Count, please, the lines in the listing below that contain "color", and reply with the count only.

» **MATERIALS PROVIDED**:
════════════════════

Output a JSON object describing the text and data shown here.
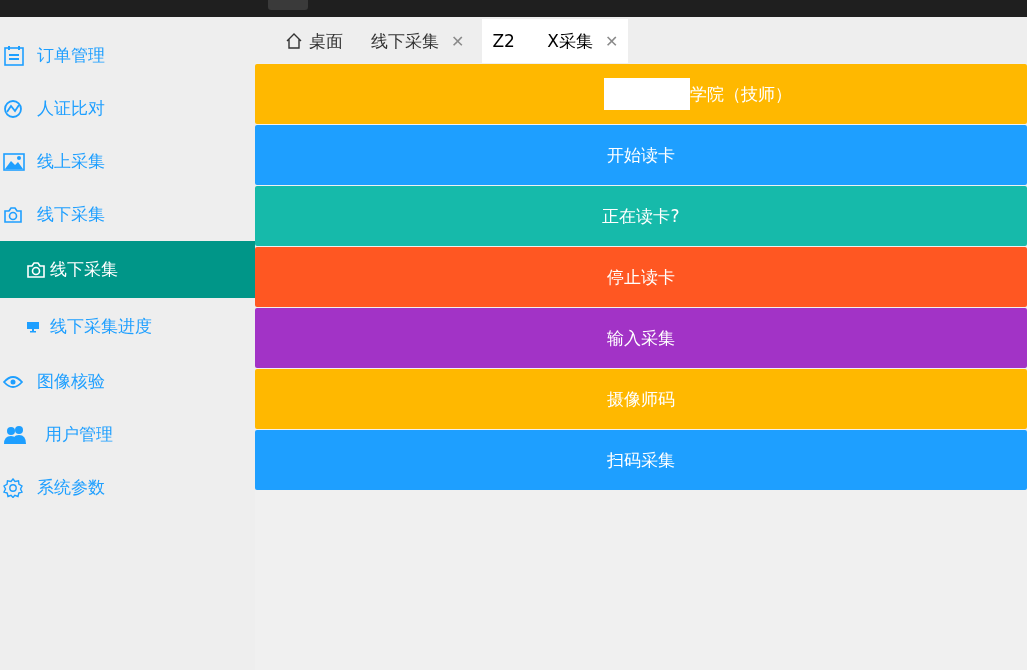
{
  "sidebar": {
    "items": [
      {
        "label": "订单管理",
        "selected": false
      },
      {
        "label": "人证比对",
        "selected": false
      },
      {
        "label": "线上采集",
        "selected": false
      },
      {
        "label": "线下采集",
        "selected": false,
        "children": [
          {
            "label": "线下采集",
            "selected": true
          },
          {
            "label": "线下采集进度",
            "selected": false
          }
        ]
      },
      {
        "label": "图像核验",
        "selected": false
      },
      {
        "label": "用户管理",
        "selected": false
      },
      {
        "label": "系统参数",
        "selected": false
      }
    ]
  },
  "tabs": [
    {
      "kind": "home",
      "label": "桌面",
      "selected": false
    },
    {
      "kind": "page",
      "label": "线下采集",
      "close": "✕",
      "selected": false
    },
    {
      "kind": "page",
      "label": "Z2      X采集",
      "close": "✕",
      "selected": true
    }
  ],
  "buttons": [
    {
      "kind": "redacted",
      "label": "学院（技师）",
      "color": "#ffb800"
    },
    {
      "kind": "plain",
      "label": "开始读卡",
      "color": "#1e9fff"
    },
    {
      "kind": "plain",
      "label": "正在读卡?",
      "color": "#16baaa"
    },
    {
      "kind": "plain",
      "label": "停止读卡",
      "color": "#ff5722"
    },
    {
      "kind": "plain",
      "label": "输入采集",
      "color": "#a233c6"
    },
    {
      "kind": "plain",
      "label": "摄像师码",
      "color": "#ffb800"
    },
    {
      "kind": "plain",
      "label": "扫码采集",
      "color": "#1e9fff"
    }
  ]
}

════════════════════

» **RESULT OF THE EXERCISE**: 7